◆ **EXERCISE INSTRUCTIONS**
Report how many lines below contain the word "label". Write only that number.

◆ **STORED DATA**
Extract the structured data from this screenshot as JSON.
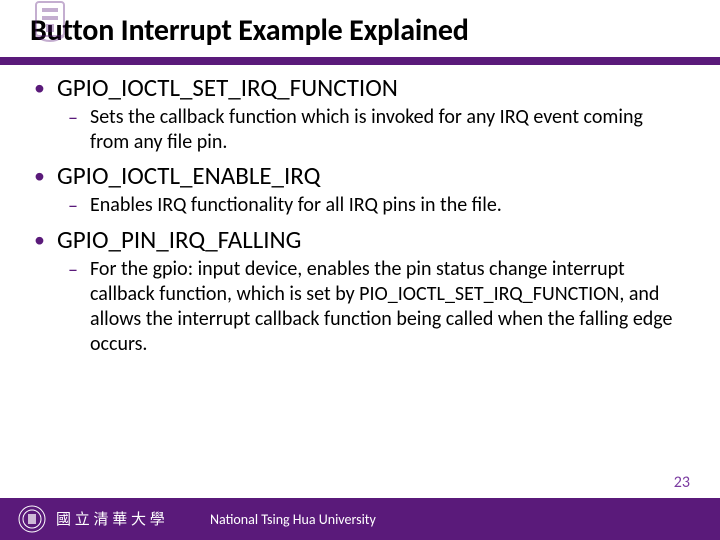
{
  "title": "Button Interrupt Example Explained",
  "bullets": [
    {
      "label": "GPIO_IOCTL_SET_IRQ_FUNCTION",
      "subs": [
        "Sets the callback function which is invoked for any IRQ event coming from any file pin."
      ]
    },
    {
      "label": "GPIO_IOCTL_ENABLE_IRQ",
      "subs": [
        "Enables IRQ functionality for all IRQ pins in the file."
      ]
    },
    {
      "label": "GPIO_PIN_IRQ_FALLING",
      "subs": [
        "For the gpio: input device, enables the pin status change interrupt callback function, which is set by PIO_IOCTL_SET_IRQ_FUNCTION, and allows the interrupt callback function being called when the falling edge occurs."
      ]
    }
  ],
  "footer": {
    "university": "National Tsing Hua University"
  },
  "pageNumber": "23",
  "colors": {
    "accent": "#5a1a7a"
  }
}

◆ **ANSWER TO THE EXERCISE**
3